Illustration Courtesy of NCASI (www.paperenvironment.org)
Businesses today are putting an increased emphasis on “green” procurement, buying materials and supplies that have the lowest net impact on our environment. Paper products have been highly—but not always accurately—examined in this regard, particularly in terms of the relative impact of using virgin wood fiber vs. recycled fiber. National Geographic, for example, recently evaluated which type of paper to use to print its magazine.
These types of analyses are complex and must be examined on a case-by-case basis to arrive at an accurate answer. . . if there even is one. There’s the origin of the fiber, the amount and type of fuel being consumed, the pulping and de-inking processes, the number of miles the product is being shipped, and many other factors related to each individual mill’s specific processes. The National Council for Air and Stream Improvement (NCASI) has developed an interactive online Environmental Footprint Comparison Tool at paperenvironment.org that illustrates how each decision made in the paper manufacturing process impacts other parts of the process and results in net environmental benefits or trade-offs.
For many consumers, the debate revolves around the basic—but very emotional—issue of timber harvesting, but there are five important things that are often overlooked:
1. You can’t have recycled fiber without first having virgin.
2. It makes sense to use both.
3. Paper can only be recycled so many times before it’s too weak to use.

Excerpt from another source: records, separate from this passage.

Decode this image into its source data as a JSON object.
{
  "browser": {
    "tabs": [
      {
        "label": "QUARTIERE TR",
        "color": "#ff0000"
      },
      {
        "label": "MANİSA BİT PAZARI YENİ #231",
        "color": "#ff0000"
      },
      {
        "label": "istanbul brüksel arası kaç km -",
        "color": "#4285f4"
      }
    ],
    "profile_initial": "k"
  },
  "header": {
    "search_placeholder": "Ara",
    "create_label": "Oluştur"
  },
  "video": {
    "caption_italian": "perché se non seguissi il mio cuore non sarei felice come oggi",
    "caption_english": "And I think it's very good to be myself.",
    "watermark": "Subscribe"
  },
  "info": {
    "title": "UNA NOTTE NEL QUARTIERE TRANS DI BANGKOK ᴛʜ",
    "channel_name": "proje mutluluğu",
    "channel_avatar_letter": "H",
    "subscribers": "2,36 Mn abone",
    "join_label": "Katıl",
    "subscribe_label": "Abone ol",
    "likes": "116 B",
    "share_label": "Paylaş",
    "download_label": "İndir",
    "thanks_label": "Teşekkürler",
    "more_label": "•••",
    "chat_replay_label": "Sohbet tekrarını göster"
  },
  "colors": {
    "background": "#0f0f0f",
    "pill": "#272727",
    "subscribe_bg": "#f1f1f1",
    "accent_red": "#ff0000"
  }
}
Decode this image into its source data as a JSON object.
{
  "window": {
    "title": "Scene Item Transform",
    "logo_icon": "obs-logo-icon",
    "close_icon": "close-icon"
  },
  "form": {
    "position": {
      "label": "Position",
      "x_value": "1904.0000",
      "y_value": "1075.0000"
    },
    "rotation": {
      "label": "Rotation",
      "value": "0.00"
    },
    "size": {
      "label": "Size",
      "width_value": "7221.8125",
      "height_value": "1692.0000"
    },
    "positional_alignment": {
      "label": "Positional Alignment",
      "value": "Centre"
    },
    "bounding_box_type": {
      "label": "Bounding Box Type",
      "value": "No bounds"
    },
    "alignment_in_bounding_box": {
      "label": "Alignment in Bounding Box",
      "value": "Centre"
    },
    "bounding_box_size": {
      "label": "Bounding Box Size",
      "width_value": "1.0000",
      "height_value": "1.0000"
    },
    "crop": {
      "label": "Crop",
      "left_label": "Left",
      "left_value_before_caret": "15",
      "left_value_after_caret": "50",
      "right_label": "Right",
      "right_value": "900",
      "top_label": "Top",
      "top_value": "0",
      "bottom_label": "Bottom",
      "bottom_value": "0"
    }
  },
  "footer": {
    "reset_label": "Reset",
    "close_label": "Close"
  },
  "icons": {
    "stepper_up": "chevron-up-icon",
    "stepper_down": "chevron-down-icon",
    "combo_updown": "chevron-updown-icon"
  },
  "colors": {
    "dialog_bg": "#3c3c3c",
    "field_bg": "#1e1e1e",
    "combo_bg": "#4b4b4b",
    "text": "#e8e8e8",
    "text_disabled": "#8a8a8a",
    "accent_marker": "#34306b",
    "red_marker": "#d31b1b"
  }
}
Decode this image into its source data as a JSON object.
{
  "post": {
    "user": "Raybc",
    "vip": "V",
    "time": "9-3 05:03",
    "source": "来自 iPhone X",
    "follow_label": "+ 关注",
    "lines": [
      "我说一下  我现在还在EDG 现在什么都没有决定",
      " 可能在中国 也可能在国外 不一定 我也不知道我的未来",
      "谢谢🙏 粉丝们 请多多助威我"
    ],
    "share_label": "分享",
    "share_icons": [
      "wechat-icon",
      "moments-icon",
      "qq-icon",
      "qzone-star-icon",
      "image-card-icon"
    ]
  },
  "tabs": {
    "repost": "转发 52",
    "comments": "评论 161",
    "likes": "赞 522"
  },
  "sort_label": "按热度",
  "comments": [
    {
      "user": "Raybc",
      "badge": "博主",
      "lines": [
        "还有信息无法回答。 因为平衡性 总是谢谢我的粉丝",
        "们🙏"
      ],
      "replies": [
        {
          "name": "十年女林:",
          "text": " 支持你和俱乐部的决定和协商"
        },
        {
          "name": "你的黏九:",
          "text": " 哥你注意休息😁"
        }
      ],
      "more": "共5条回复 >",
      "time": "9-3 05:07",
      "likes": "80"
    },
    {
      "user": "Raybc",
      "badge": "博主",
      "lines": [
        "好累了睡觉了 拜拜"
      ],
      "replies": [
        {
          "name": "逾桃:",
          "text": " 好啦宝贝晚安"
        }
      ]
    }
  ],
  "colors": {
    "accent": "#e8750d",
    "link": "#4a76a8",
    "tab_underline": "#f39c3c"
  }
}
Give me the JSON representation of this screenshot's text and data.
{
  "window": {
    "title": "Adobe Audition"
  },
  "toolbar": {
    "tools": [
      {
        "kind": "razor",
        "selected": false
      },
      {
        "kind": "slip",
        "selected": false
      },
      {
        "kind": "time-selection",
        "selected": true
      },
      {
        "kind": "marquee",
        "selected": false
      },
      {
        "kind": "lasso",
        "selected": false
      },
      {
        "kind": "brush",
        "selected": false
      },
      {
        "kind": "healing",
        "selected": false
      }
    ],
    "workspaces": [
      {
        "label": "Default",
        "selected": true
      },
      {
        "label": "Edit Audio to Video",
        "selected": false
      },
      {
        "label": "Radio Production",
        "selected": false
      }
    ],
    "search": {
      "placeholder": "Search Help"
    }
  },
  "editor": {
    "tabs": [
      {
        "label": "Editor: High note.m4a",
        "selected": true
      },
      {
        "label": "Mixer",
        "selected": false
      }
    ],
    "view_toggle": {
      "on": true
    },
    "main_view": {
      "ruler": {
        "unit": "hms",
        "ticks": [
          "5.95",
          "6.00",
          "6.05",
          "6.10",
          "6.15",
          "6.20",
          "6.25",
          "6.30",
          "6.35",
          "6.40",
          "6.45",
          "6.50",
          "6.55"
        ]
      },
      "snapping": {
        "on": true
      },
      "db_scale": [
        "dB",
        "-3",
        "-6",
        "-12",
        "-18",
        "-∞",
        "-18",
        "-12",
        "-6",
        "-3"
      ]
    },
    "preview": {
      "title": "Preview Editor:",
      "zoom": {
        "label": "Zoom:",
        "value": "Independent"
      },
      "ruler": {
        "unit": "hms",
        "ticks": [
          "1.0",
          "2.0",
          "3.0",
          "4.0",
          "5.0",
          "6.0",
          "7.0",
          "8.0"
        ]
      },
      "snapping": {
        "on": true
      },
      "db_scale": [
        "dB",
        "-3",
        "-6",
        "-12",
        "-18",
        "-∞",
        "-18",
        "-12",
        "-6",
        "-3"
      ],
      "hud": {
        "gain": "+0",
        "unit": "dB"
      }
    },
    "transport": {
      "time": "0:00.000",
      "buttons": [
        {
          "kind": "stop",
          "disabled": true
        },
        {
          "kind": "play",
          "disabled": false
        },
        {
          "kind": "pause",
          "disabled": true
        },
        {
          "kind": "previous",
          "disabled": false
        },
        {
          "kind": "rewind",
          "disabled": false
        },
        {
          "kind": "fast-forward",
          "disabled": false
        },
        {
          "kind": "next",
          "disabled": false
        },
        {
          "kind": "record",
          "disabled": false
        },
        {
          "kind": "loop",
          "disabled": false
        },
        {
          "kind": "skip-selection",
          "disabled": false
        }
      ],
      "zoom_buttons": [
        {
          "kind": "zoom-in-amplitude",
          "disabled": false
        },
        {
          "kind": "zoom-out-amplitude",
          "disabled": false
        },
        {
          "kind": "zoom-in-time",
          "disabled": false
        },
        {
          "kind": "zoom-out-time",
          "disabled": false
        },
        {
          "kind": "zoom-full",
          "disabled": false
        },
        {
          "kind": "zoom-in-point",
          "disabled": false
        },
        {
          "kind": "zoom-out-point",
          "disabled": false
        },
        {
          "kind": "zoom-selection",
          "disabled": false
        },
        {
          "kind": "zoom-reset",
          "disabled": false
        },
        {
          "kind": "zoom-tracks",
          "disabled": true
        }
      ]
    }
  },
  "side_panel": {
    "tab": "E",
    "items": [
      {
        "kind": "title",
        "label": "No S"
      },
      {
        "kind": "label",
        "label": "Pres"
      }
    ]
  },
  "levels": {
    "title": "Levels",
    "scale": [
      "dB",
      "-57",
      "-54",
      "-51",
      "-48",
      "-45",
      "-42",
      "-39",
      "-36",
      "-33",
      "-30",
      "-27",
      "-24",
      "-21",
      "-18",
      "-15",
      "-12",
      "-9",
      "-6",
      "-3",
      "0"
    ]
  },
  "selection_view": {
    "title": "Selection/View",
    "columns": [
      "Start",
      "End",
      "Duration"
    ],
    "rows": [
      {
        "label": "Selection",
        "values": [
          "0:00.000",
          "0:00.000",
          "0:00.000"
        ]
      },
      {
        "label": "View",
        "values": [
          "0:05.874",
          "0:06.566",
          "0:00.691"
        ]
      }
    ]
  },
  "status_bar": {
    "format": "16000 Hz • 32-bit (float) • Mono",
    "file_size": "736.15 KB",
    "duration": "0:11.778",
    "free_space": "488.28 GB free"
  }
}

4. Sustainably harvesting trees is good for the forest, people, and wildlife.
5. Forest owners who can’t profitably harvest trees often end up selling the land for commercial or residential development.
Finch Paper makes products from both virgin and recycled fibers, and each has its own specific characteristics and qualities. We also encourage people to recycle paper to conserve landfill space for things that can’t be re-used.
When it comes to recycled vs. virgin fiber, there’s no reason to choose. The world’s a better place when we use both.